(Work request)
Reproduce each record exactly. The pictures should be skipped.

Data extracted from a collection:
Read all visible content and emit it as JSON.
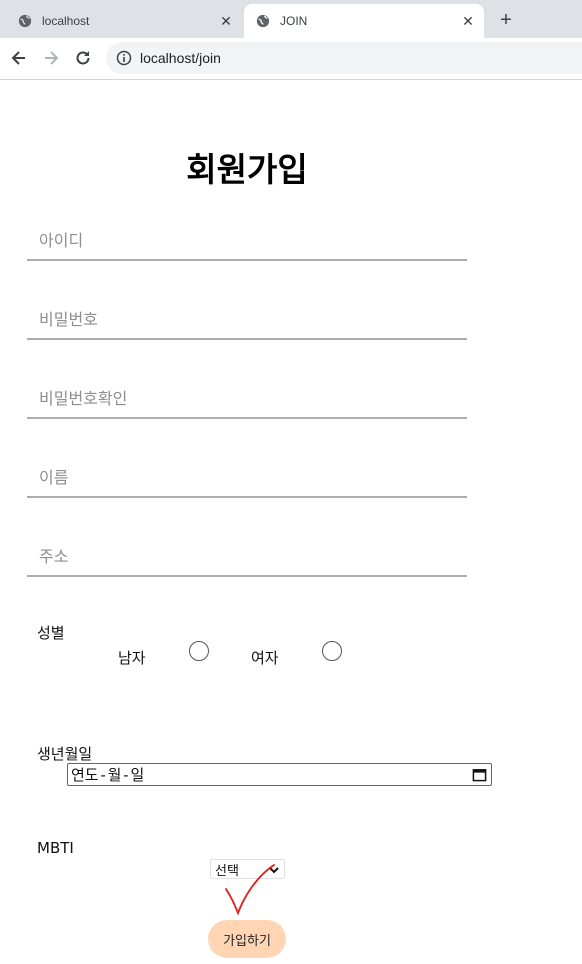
{
  "browser": {
    "tabs": [
      {
        "title": "localhost",
        "icon": "globe-icon",
        "active": false
      },
      {
        "title": "JOIN",
        "icon": "globe-icon",
        "active": true
      }
    ],
    "address": "localhost/join"
  },
  "form": {
    "title": "회원가입",
    "inputs": {
      "id_placeholder": "아이디",
      "password_placeholder": "비밀번호",
      "password_confirm_placeholder": "비밀번호확인",
      "name_placeholder": "이름",
      "address_placeholder": "주소"
    },
    "gender": {
      "label": "성별",
      "male": "남자",
      "female": "여자"
    },
    "birthdate": {
      "label": "생년월일",
      "placeholder": "연도-월-일"
    },
    "mbti": {
      "label": "MBTI",
      "selected": "선택"
    },
    "submit_label": "가입하기"
  },
  "colors": {
    "submit_bg": "#ffd5b4",
    "annotation": "#e21b1b",
    "underline": "#adadad"
  }
}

(Answer)
Read all visible content and emit it as JSON.
{
  "browser": {
    "tabs": [
      {
        "title": "localhost",
        "icon": "globe-icon",
        "active": false
      },
      {
        "title": "JOIN",
        "icon": "globe-icon",
        "active": true
      }
    ],
    "address": "localhost/join"
  },
  "form": {
    "title": "회원가입",
    "inputs": {
      "id_placeholder": "아이디",
      "password_placeholder": "비밀번호",
      "password_confirm_placeholder": "비밀번호확인",
      "name_placeholder": "이름",
      "address_placeholder": "주소"
    },
    "gender": {
      "label": "성별",
      "male": "남자",
      "female": "여자"
    },
    "birthdate": {
      "label": "생년월일",
      "placeholder": "연도-월-일"
    },
    "mbti": {
      "label": "MBTI",
      "selected": "선택"
    },
    "submit_label": "가입하기"
  },
  "colors": {
    "submit_bg": "#ffd5b4",
    "annotation": "#e21b1b",
    "underline": "#adadad"
  }
}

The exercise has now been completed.